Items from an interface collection
· · · · · · ·

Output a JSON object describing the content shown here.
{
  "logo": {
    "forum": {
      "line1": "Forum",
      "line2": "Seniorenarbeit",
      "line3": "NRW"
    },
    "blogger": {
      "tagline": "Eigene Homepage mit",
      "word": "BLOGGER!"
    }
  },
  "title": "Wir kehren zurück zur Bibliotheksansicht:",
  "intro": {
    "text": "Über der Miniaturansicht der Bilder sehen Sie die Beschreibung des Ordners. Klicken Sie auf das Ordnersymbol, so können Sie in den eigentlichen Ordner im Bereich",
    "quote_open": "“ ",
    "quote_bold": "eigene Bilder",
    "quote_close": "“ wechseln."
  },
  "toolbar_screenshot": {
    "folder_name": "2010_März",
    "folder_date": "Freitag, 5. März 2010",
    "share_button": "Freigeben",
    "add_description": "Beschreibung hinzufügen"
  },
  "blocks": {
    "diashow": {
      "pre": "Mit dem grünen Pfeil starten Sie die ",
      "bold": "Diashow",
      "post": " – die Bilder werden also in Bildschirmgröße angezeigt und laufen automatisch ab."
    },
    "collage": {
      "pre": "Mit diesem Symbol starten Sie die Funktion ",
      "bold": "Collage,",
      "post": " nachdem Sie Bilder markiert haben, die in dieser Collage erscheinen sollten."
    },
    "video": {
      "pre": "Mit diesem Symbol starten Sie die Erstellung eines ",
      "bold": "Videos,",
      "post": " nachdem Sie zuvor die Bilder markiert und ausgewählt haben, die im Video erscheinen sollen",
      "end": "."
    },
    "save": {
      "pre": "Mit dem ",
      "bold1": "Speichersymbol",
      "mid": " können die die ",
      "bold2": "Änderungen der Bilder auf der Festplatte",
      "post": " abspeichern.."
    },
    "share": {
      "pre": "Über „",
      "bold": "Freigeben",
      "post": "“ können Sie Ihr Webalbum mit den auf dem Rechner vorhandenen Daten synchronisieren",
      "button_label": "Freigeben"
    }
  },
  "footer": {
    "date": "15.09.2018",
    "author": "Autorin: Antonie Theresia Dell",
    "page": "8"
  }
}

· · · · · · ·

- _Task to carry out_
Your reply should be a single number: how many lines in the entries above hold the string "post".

- _Answer to this task_
5